**EXERCISE REQUIREMENTS**
Which lines in the records below contain the word "Contribution"? Copy each one.

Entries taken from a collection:
******************************

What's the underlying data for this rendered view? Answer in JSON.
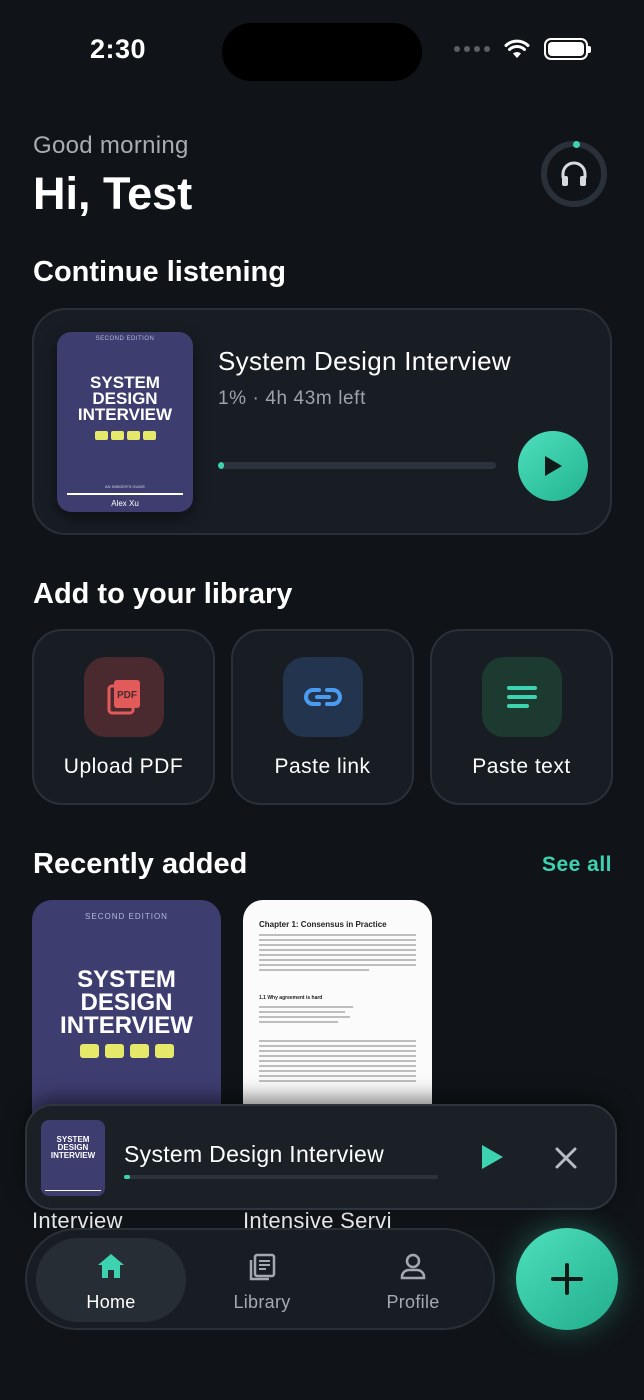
{
  "status_bar": {
    "time": "2:30"
  },
  "header": {
    "greeting": "Good morning",
    "title": "Hi, Test"
  },
  "continue_listening": {
    "section_title": "Continue listening",
    "book_title": "System Design Interview",
    "progress_text": "1% · 4h 43m left",
    "progress_fraction": 0.01,
    "cover": {
      "edition": "SECOND EDITION",
      "title": "SYSTEM DESIGN INTERVIEW",
      "authors": "AN INSIDER'S GUIDE",
      "author": "Alex Xu"
    }
  },
  "add_library": {
    "section_title": "Add to your library",
    "items": [
      {
        "label": "Upload PDF",
        "icon": "pdf-icon",
        "color": "#e25a5a"
      },
      {
        "label": "Paste link",
        "icon": "link-icon",
        "color": "#4b9cf0"
      },
      {
        "label": "Paste text",
        "icon": "text-lines-icon",
        "color": "#3ed3b0"
      }
    ]
  },
  "recent": {
    "section_title": "Recently added",
    "see_all": "See all",
    "items": [
      {
        "label": "Interview",
        "cover_edition": "SECOND EDITION",
        "cover_title": "SYSTEM DESIGN INTERVIEW"
      },
      {
        "label": "Intensive Servi",
        "doc_heading": "Chapter 1: Consensus in Practice",
        "doc_subheading": "1.1 Why agreement is hard"
      }
    ]
  },
  "mini_player": {
    "title": "System Design Interview",
    "progress_fraction": 0.01,
    "cover_title": "SYSTEM DESIGN INTERVIEW"
  },
  "nav": {
    "items": [
      {
        "label": "Home",
        "icon": "home-icon",
        "active": true
      },
      {
        "label": "Library",
        "icon": "library-icon",
        "active": false
      },
      {
        "label": "Profile",
        "icon": "profile-icon",
        "active": false
      }
    ]
  },
  "colors": {
    "accent": "#3ed3b0",
    "background": "#101418",
    "card": "#181d24"
  }
}
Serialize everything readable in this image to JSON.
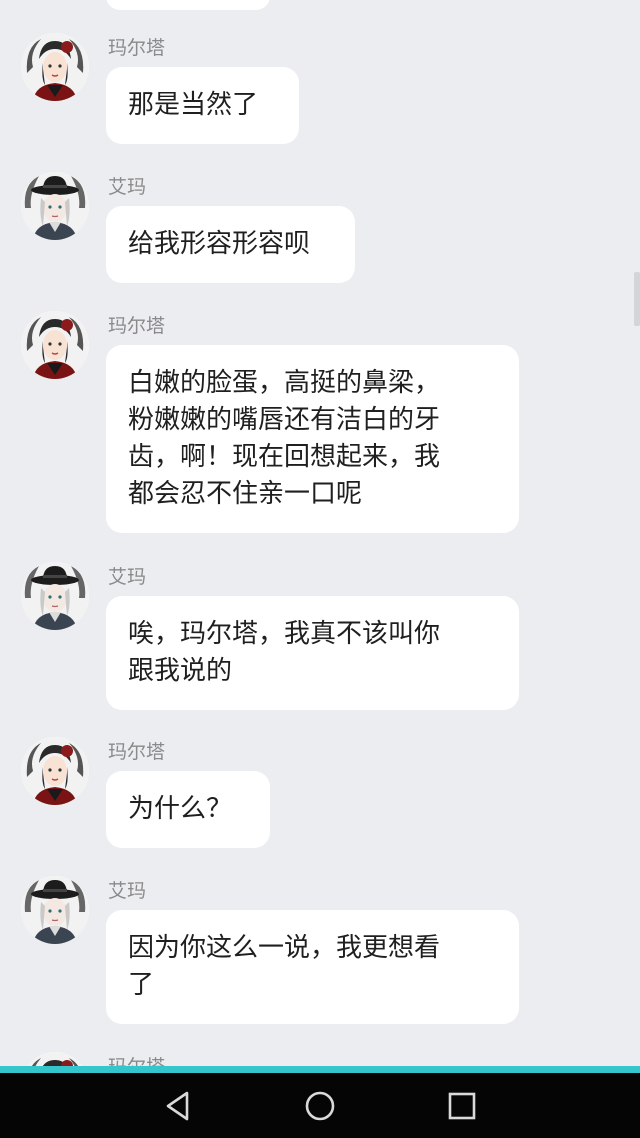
{
  "colors": {
    "background": "#ecedf1",
    "bubble": "#ffffff",
    "sender_text": "#8a8a8a",
    "message_text": "#1f1f1f",
    "accent_line": "#34c6cc",
    "nav_bar": "#050505",
    "nav_icon": "#d9d9d9"
  },
  "messages": [
    {
      "sender": "玛尔塔",
      "avatar": "marta-avatar",
      "lines": [
        "那是当然了"
      ]
    },
    {
      "sender": "艾玛",
      "avatar": "emma-avatar",
      "lines": [
        "给我形容形容呗"
      ]
    },
    {
      "sender": "玛尔塔",
      "avatar": "marta-avatar",
      "lines": [
        "白嫩的脸蛋，高挺的鼻梁，",
        "粉嫩嫩的嘴唇还有洁白的牙",
        "齿，啊！现在回想起来，我",
        "都会忍不住亲一口呢"
      ]
    },
    {
      "sender": "艾玛",
      "avatar": "emma-avatar",
      "lines": [
        "唉，玛尔塔，我真不该叫你",
        "跟我说的"
      ]
    },
    {
      "sender": "玛尔塔",
      "avatar": "marta-avatar",
      "lines": [
        "为什么？"
      ]
    },
    {
      "sender": "艾玛",
      "avatar": "emma-avatar",
      "lines": [
        "因为你这么一说，我更想看",
        "了"
      ]
    },
    {
      "sender": "玛尔塔",
      "avatar": "marta-avatar",
      "lines": []
    }
  ],
  "nav": {
    "back": "back-icon",
    "home": "home-icon",
    "recents": "recents-icon"
  }
}
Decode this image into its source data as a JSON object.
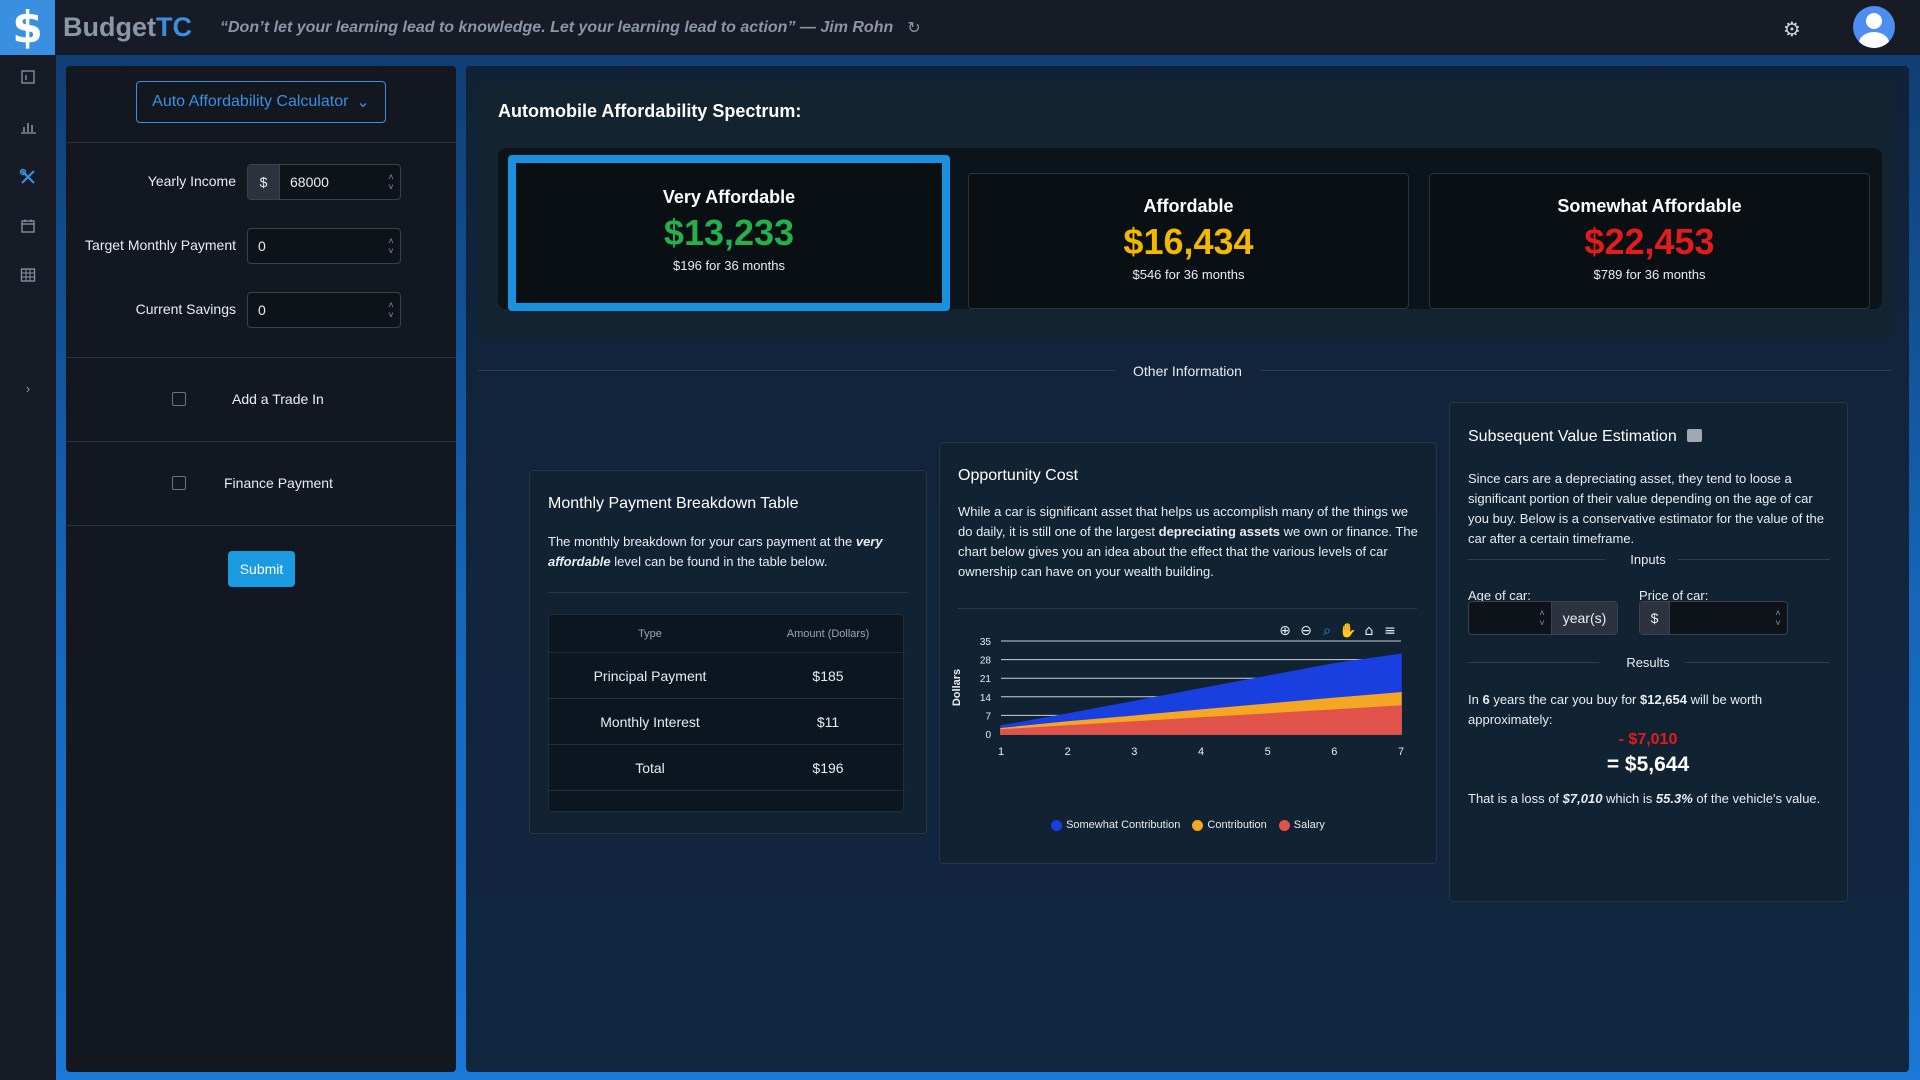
{
  "app": {
    "logo_glyph": "$",
    "brand_main": "Budget",
    "brand_accent": "TC",
    "quote": "“Don’t let your learning lead to knowledge. Let your learning lead to action” — Jim Rohn"
  },
  "rail": {
    "icons": [
      "dashboard-icon",
      "bar-chart-icon",
      "tools-icon",
      "calendar-icon",
      "table-icon",
      "chevron-right-icon"
    ],
    "active": "tools-icon"
  },
  "left": {
    "calculator_select": "Auto Affordability Calculator",
    "fields": [
      {
        "label": "Yearly Income",
        "prefix": "$",
        "value": "68000"
      },
      {
        "label": "Target Monthly Payment",
        "prefix": "",
        "value": "0"
      },
      {
        "label": "Current Savings",
        "prefix": "",
        "value": "0"
      }
    ],
    "trade_in_label": "Add a Trade In",
    "finance_label": "Finance Payment",
    "submit_label": "Submit"
  },
  "spectrum": {
    "title": "Automobile Affordability Spectrum:",
    "tiers": [
      {
        "name": "Very Affordable",
        "price": "$13,233",
        "sub": "$196 for 36 months",
        "color": "#22b14c",
        "selected": true
      },
      {
        "name": "Affordable",
        "price": "$16,434",
        "sub": "$546 for 36 months",
        "color": "#f5b800",
        "selected": false
      },
      {
        "name": "Somewhat Affordable",
        "price": "$22,453",
        "sub": "$789 for 36 months",
        "color": "#e21b1b",
        "selected": false
      }
    ]
  },
  "other_info": "Other Information",
  "breakdown": {
    "title": "Monthly Payment Breakdown Table",
    "desc_1": "The monthly breakdown for your cars payment at the",
    "desc_em": "very affordable",
    "desc_2": " level can be found in the table below.",
    "columns": [
      "Type",
      "Amount (Dollars)"
    ],
    "rows": [
      {
        "type": "Principal Payment",
        "amount": "$185"
      },
      {
        "type": "Monthly Interest",
        "amount": "$11"
      },
      {
        "type": "Total",
        "amount": "$196"
      }
    ]
  },
  "opportunity": {
    "title": "Opportunity Cost",
    "desc_1": "While a car is significant asset that helps us accomplish many of the things we do daily, it is still one of the largest ",
    "desc_bold": "depreciating assets",
    "desc_2": " we own or finance. The chart below gives you an idea about the effect that the various levels of car ownership can have on your wealth building."
  },
  "chart_data": {
    "type": "area",
    "ylabel": "Dollars",
    "x": [
      1,
      2,
      3,
      4,
      5,
      6,
      7
    ],
    "ylim": [
      0,
      35
    ],
    "yticks": [
      0,
      7,
      14,
      21,
      28,
      35
    ],
    "stacked": true,
    "series": [
      {
        "name": "Salary",
        "color": "#e0524a",
        "values": [
          1.5,
          3,
          4.5,
          6,
          7.5,
          9,
          10.5
        ]
      },
      {
        "name": "Contribution",
        "color": "#f5a623",
        "values": [
          0.5,
          1.5,
          2.2,
          3,
          3.7,
          4.4,
          5
        ]
      },
      {
        "name": "Somewhat Contribution",
        "color": "#1a3fe0",
        "values": [
          1,
          3,
          5.5,
          8,
          10.5,
          13,
          14.5
        ]
      }
    ],
    "legend": [
      "Somewhat Contribution",
      "Contribution",
      "Salary"
    ],
    "grid": true,
    "toolbar_icons": [
      "zoom-in-icon",
      "zoom-out-icon",
      "magnify-icon",
      "pan-hand-icon",
      "home-icon",
      "menu-icon"
    ]
  },
  "subsequent": {
    "title": "Subsequent Value Estimation",
    "desc": "Since cars are a depreciating asset, they tend to loose a significant portion of their value depending on the age of car you buy. Below is a conservative estimator for the value of the car after a certain timeframe.",
    "inputs_label": "Inputs",
    "age_label": "Age of car:",
    "age_value": "",
    "age_unit": "year(s)",
    "price_label": "Price of car:",
    "price_prefix": "$",
    "price_value": "",
    "results_label": "Results",
    "res_1": "In ",
    "res_years": "6",
    "res_2": " years the car you buy for ",
    "res_price": "$12,654",
    "res_3": " will be worth approximately:",
    "loss": "- $7,010",
    "worth": "= $5,644",
    "summary_1": "That is a loss of ",
    "summary_loss": "$7,010",
    "summary_2": " which is ",
    "summary_pct": "55.3%",
    "summary_3": " of the vehicle's value."
  }
}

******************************

**ANSWER TO THIS EXERCISE**
        "name": "Contribution",
        "name": "Somewhat Contribution",
      "Somewhat Contribution",
      "Contribution",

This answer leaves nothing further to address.